ASSIGNMENT
One number is the expected answer: the count of lines in the material below containing the word "Composition".

• • • •

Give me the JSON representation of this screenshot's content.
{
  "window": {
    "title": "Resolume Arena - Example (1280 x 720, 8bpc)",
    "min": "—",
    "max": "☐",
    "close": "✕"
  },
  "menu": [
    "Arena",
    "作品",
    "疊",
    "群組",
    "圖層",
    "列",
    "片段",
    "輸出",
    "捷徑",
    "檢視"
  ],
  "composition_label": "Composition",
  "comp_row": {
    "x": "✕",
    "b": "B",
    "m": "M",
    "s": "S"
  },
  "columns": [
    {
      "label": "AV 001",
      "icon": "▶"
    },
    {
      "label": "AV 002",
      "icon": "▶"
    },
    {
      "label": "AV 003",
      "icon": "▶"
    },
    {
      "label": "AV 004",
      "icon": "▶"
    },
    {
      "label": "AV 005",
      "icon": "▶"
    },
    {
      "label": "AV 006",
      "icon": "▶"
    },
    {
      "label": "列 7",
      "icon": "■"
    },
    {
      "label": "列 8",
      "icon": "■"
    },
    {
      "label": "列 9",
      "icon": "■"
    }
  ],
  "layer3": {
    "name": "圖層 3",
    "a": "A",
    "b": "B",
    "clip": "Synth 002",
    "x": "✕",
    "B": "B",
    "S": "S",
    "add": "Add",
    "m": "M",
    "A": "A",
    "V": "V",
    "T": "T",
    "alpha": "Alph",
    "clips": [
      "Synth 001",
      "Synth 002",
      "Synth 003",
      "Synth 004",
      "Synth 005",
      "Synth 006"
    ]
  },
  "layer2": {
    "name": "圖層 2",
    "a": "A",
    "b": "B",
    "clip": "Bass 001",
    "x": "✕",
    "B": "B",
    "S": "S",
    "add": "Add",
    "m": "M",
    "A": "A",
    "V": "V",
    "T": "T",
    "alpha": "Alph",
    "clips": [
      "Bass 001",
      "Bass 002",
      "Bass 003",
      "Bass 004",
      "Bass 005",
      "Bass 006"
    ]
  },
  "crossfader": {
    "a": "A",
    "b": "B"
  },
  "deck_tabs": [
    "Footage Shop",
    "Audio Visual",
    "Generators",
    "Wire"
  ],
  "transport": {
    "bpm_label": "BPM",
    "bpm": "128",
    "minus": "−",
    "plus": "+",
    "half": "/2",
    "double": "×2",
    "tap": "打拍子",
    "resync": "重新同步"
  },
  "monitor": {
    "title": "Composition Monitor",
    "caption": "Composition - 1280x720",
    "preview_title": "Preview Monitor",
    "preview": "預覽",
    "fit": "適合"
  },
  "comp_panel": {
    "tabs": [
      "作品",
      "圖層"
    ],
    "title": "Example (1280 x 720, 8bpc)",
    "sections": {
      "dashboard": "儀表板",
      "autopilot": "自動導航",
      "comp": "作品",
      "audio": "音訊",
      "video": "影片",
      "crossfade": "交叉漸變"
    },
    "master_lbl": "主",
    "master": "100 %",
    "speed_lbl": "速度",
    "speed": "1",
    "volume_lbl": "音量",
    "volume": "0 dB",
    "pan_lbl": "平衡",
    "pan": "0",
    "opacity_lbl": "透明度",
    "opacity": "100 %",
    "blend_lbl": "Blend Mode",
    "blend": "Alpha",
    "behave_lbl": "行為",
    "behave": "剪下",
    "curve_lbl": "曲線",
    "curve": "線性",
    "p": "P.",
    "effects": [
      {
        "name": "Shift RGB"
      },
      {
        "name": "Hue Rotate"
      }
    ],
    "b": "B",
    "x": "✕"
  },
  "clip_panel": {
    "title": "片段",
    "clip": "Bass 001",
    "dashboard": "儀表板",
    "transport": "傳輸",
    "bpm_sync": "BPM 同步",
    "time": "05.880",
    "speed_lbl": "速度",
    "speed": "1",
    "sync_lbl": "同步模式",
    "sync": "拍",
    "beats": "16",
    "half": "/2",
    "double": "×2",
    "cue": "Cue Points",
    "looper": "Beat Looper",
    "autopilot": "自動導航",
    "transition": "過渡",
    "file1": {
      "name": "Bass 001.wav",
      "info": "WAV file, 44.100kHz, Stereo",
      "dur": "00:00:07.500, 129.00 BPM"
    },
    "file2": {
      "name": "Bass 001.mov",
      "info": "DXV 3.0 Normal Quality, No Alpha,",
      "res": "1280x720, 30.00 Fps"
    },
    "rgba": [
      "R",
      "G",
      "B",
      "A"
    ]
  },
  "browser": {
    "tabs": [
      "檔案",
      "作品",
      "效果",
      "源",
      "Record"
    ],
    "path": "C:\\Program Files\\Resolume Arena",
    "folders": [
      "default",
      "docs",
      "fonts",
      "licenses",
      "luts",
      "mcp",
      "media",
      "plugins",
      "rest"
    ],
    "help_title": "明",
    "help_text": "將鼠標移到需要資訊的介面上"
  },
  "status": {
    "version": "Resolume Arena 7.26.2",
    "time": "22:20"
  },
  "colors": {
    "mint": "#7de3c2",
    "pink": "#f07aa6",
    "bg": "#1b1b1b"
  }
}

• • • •

RESULT BELOW
3